The ESR and DCR are mostly dependent on the package size of the component itself and thus determined entirely experimentally. They are usually on the datasheet and they are one of the deciding factors that goes into choosing the component that goes on the circuit board.
Theoretical design of an SMPS is not the greatest idea since they are so fragile. Theoretical design just doesn't take everything into account properly such as temperature, altitude, frequency, and so many other things.
There is no industry standard as far as I know. You should not need to be too concerned by the current density in the copper. What is important to you as a designer is the DC resistance of the inductor as this will give losses resulting in heat dissipation in your inductor, a too high series resistance and it will get hot !
Another VERY IMPORTANT, perhaps even MORE IMPORTANT property of the inductor is the saturation current.
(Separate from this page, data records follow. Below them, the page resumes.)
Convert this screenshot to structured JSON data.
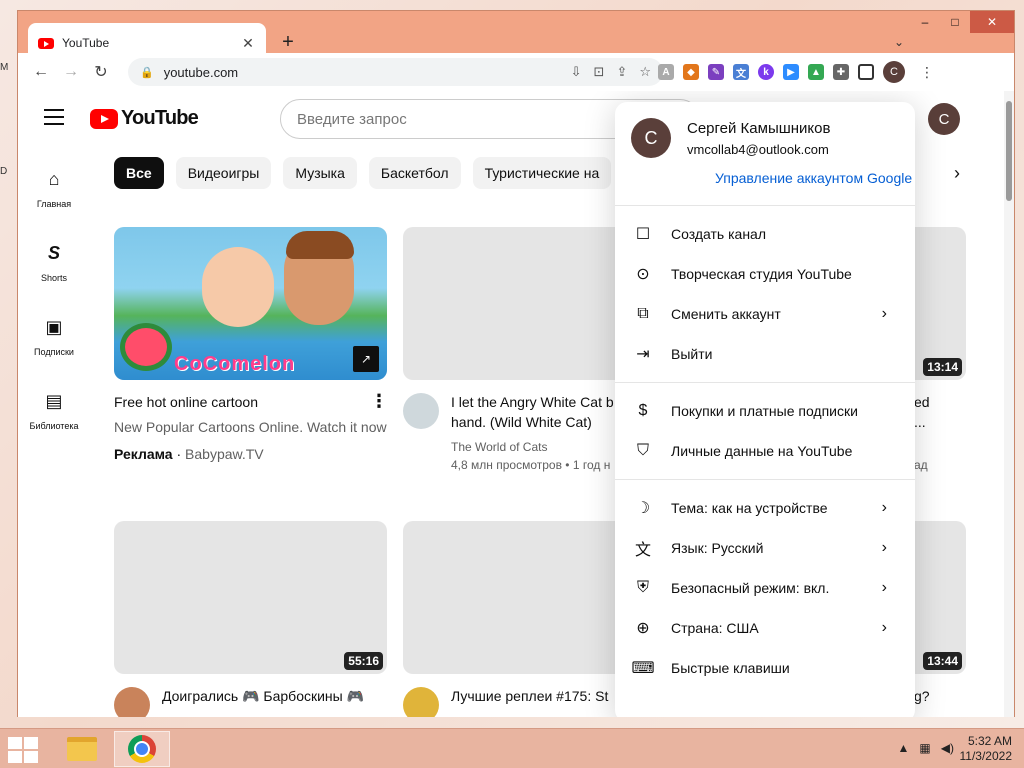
{
  "window": {
    "controls": {
      "minimize": "–",
      "maximize": "□",
      "close": "✕"
    },
    "tab": {
      "title": "YouTube",
      "close": "✕"
    },
    "new_tab": "+",
    "tab_menu": "⌄"
  },
  "toolbar": {
    "back": "←",
    "forward": "→",
    "reload": "↻",
    "url": "youtube.com",
    "lock_icon": "🔒",
    "profile_initial": "C"
  },
  "youtube": {
    "logo_text": "YouTube",
    "search_placeholder": "Введите запрос",
    "avatar_initial": "C",
    "guide": [
      {
        "icon": "⌂",
        "label": "Главная"
      },
      {
        "icon": "S",
        "label": "Shorts"
      },
      {
        "icon": "▣",
        "label": "Подписки"
      },
      {
        "icon": "▤",
        "label": "Библиотека"
      }
    ],
    "chips": [
      "Все",
      "Видеоигры",
      "Музыка",
      "Баскетбол",
      "Туристические на"
    ],
    "chip_next": "›",
    "videos": {
      "ad": {
        "title": "Free hot online cartoon",
        "desc": "New Popular Cartoons Online. Watch it now",
        "badge": "Реклама",
        "separator": "·",
        "advertiser": "Babypaw.TV",
        "brand": "CoComelon"
      },
      "v2": {
        "title_line1": "I let the Angry White Cat b",
        "title_line2": "hand. (Wild White Cat)",
        "channel": "The World of Cats",
        "meta": "4,8 млн просмотров • 1 год н"
      },
      "v3": {
        "duration": "13:14",
        "title_line1": "ed",
        "title_line2": "...",
        "meta": "ад"
      },
      "v4": {
        "duration": "55:16",
        "title": "Доигрались 🎮 Барбоскины 🎮"
      },
      "v5": {
        "title": "Лучшие реплеи #175: St"
      },
      "v6": {
        "duration": "13:44",
        "title": "g?"
      }
    }
  },
  "account_menu": {
    "avatar_initial": "C",
    "name": "Сергей Камышников",
    "email": "vmcollab4@outlook.com",
    "manage": "Управление аккаунтом Google",
    "sections": [
      [
        {
          "icon": "☐",
          "label": "Создать канал",
          "arrow": ""
        },
        {
          "icon": "⊙",
          "label": "Творческая студия YouTube",
          "arrow": ""
        },
        {
          "icon": "⧉",
          "label": "Сменить аккаунт",
          "arrow": "›"
        },
        {
          "icon": "⇥",
          "label": "Выйти",
          "arrow": ""
        }
      ],
      [
        {
          "icon": "$",
          "label": "Покупки и платные подписки",
          "arrow": ""
        },
        {
          "icon": "⛉",
          "label": "Личные данные на YouTube",
          "arrow": ""
        }
      ],
      [
        {
          "icon": "☽",
          "label": "Тема: как на устройстве",
          "arrow": "›"
        },
        {
          "icon": "文",
          "label": "Язык: Русский",
          "arrow": "›"
        },
        {
          "icon": "⛨",
          "label": "Безопасный режим: вкл.",
          "arrow": "›"
        },
        {
          "icon": "⊕",
          "label": "Страна: США",
          "arrow": "›"
        },
        {
          "icon": "⌨",
          "label": "Быстрые клавиши",
          "arrow": ""
        }
      ]
    ]
  },
  "taskbar": {
    "time": "5:32 AM",
    "date": "11/3/2022"
  }
}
What current can it handle ? If the current rises above this value, the magnetic core of the inductor will saturate and the inductor will start to behave like a (low-value) resistor. The inductor will not be able to store more magnetic energy.
Usually and fortunately if you select an inductor with a sufficiently high saturation current, the copper windings will be able to handle that current :-)
A really great walk-through on DC-DC converter (Buck topology specifically) design calculations can be found at this Microchip Technology's web seminar slideshow. The seminar covers these important topics:
You need to know things like the input voltage, intended output voltage, acceptable input and output ripple voltage for your system/converter IC, and current requirements, as well as the switching frequency of your DC-DC converter IC.